(Data supplied)
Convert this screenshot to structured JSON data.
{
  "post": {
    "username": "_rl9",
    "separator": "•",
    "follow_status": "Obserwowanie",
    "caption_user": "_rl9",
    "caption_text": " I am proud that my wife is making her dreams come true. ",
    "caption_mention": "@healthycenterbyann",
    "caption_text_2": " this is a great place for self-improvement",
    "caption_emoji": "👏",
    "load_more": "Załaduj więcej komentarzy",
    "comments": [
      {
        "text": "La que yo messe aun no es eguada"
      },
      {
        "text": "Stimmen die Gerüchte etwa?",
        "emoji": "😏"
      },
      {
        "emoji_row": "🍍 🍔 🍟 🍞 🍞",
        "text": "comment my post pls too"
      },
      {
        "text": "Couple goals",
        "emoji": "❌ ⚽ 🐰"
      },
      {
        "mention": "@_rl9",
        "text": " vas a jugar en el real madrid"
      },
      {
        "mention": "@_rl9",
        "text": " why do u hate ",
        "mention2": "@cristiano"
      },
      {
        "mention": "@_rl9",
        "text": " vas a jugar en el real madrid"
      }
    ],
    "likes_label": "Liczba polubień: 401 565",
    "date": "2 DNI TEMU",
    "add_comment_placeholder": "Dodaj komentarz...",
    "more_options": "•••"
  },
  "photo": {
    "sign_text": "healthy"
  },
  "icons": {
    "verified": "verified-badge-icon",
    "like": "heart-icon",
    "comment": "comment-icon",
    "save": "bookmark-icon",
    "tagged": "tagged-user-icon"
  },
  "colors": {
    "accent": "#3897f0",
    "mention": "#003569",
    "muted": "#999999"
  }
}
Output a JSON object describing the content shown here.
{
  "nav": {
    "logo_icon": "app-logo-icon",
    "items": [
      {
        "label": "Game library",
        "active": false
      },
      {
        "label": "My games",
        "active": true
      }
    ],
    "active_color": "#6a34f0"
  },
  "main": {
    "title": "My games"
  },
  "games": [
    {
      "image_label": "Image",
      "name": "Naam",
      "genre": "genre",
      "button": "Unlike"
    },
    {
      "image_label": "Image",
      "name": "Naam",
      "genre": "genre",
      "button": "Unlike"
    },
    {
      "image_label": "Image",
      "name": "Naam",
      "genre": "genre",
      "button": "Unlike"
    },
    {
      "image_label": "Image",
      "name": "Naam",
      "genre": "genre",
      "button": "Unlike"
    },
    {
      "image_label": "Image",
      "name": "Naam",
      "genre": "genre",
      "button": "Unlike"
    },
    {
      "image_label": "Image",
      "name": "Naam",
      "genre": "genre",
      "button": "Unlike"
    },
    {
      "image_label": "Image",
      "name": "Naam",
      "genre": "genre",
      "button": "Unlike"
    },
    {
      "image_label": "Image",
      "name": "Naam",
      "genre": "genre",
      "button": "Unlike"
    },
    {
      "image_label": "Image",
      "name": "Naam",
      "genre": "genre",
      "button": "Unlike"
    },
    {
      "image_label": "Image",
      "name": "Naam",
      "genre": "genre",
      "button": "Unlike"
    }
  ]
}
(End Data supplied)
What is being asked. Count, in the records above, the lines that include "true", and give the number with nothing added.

Exercise response. 2